A freak spring wind storm downed trees in Israel's southern resort city of Eilat as tens of thousands of Israelis were enjoying the last days of the Passover holiday. Dozens of cars were damaged by downed trees. Police and municipality crews were dispatched to help evaluate and clean up the damage.
The wind storm began at about 11 AM local time, with southerly winds hitting speeds of up to 80 kilometers per hour hitting the city. The winds not only felled trees, but also cleared the beaches of any bathers; within minutes, the usually calm Gulf of Eilat was a maelstrom, with waves up to 1.5 meters (nearly five feet) high recorded.
Thousands of people called municipality emergency numbers, and police advised residents to find shelter inside buildings and remain there – and above all, to stay away from trees, until they could be inspected for damage, to ensure that they would not topple.

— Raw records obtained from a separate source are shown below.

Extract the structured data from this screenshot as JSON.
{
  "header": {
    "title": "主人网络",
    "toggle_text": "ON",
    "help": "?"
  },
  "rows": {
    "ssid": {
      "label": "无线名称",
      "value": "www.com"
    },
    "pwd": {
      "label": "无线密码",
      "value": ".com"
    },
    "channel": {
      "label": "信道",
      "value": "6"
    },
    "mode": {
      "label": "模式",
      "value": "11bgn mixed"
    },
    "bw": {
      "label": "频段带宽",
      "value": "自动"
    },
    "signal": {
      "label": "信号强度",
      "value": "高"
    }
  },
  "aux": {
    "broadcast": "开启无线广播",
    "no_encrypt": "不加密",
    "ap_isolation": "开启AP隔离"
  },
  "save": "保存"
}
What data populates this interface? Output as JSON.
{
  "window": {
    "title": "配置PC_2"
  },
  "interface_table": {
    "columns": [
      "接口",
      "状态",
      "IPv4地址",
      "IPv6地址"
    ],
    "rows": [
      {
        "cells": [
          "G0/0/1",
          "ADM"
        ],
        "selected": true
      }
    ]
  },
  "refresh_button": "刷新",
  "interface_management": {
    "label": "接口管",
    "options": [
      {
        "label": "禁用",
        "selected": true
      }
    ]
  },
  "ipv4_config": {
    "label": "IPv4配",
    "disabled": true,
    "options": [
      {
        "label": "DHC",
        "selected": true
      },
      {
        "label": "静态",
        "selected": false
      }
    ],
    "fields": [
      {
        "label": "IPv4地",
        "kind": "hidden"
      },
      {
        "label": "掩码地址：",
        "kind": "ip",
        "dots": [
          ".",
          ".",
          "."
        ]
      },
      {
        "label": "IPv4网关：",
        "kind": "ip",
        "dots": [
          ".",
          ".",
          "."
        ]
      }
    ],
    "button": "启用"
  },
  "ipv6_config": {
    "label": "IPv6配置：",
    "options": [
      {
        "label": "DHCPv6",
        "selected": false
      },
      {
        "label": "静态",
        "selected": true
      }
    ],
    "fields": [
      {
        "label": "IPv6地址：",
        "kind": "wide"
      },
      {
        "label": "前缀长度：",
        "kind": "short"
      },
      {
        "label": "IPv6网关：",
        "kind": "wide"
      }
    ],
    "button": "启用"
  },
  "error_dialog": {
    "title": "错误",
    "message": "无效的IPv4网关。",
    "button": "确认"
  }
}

The wind storm that hit the city was a relatively rare phenomenon, called a “southern storm,” that hits Eilat perhaps once or twice a year. The event is typified by strong winds coming from the south, as opposed to the northerly winds that Eilat generally experiences. Sunday's storm was one of the fiercest in recent years, city officials said.